These five songs do not get the attention they deserve:

“F*ck it I Love You” (“Norman F*cking Rockwell” 2019)

  • Because the “Norman F*cking Rockwell” album is still fresh, I hope that “F*ck it I Love You” catches on. It is my favorite song so far. I want to shower everyone with Lana’s “Love.”

“Ride” (“Paradise” 2012)

  • All-time favorite Lana song. Although someone once described the song as “whiney,” it has amazing lyrics and an even better music video. Side note: if you think Lana’s voice is “whiney” at any point in time, please don’t listen to her because you are undeserving. “Ride” is relatable and gives you a boost when you are down.

“Cruel World” (“Ultraviolence” 2014)

  • This wasn’t the standout song off “Ultraviolence,” but it should’ve been. Other hits like “Brooklyn Baby” or “Shades of Cool” kind of overshadowed the albums other songs.

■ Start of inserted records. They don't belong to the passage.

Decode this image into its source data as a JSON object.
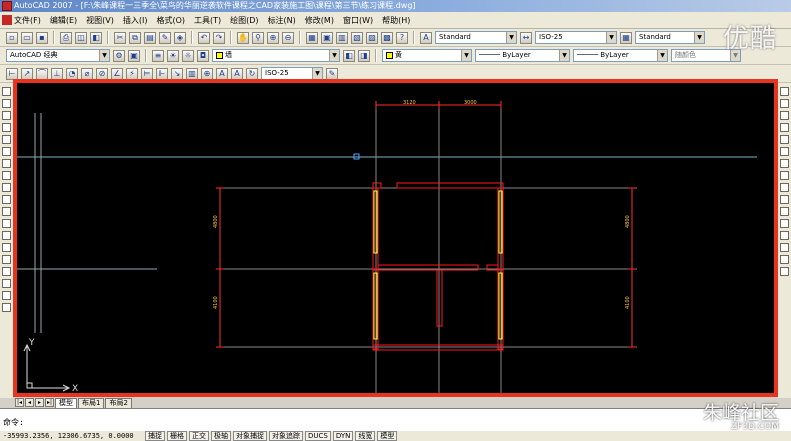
{
  "window": {
    "title": "AutoCAD 2007 - [F:\\朱峰课程一三季全\\菜鸟的华丽逆袭软件课程之CAD家装施工图\\课程\\第三节\\练习课程.dwg]"
  },
  "menu": [
    "文件(F)",
    "编辑(E)",
    "视图(V)",
    "插入(I)",
    "格式(O)",
    "工具(T)",
    "绘图(D)",
    "标注(N)",
    "修改(M)",
    "窗口(W)",
    "帮助(H)"
  ],
  "toolbar": {
    "text_style": "Standard",
    "dim_style": "ISO-25",
    "table_style": "Standard",
    "workspace": "AutoCAD 经典",
    "layer_name": "墙",
    "color": "黄",
    "linetype": "ByLayer",
    "lineweight": "ByLayer",
    "plot_style": "随颜色",
    "dim_style_2": "ISO-25"
  },
  "drawing": {
    "dim_top_left": "3120",
    "dim_top_right": "3000",
    "dim_left_upper": "4800",
    "dim_left_lower": "4100",
    "dim_right_upper": "4800",
    "dim_right_lower": "4100",
    "ucs_x": "X",
    "ucs_y": "Y"
  },
  "tabs": {
    "model": "模型",
    "layout1": "布局1",
    "layout2": "布局2"
  },
  "command": {
    "prompt": "命令:"
  },
  "status": {
    "coords": "-35993.2356, 12306.6735, 0.0000",
    "buttons": [
      "捕捉",
      "栅格",
      "正交",
      "极轴",
      "对象捕捉",
      "对象追踪",
      "DUCS",
      "DYN",
      "线宽",
      "模型"
    ]
  },
  "watermark": {
    "top": "优酷",
    "bottom": "朱峰社区",
    "bottom_url": "ZF3D.COM"
  },
  "colors": {
    "viewport_border": "#e8331f",
    "wall": "#ff1a1a",
    "window": "#ffff33",
    "dimension": "#ff3030"
  }
}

I think that “Cruel World” has a slightly different sound than the rest of “Ultraviolence” which makes it a hidden gem.

“Yayo” (“Paradise” 2012)

  • “Yayo” is one of Lana del Rey’s first songs. She originally released it in 2008 as Lizzy Grant in “Kill Kill” then as Lana del Rey in her self-titled album (2010) before finally releasing an updated version in “Paradise” (2012). When you place “Yayo” in the context of her experience, it is truly incredible. “Yayo” has intense lyrics and is wholly original for a debut song.

 “Beautiful People Beautiful Problems” feat. Stevie Nicks (“Lust For Life” 2017)

  • What’s better than Lana del Rey? Lana del Rey + Stevie Nicks. These are my two-favorite witchy/boho/(insert groovy adjective) singers. This collaboration has me weak even after two years. It is a MUST LISTEN. 

Courtesy of Giphy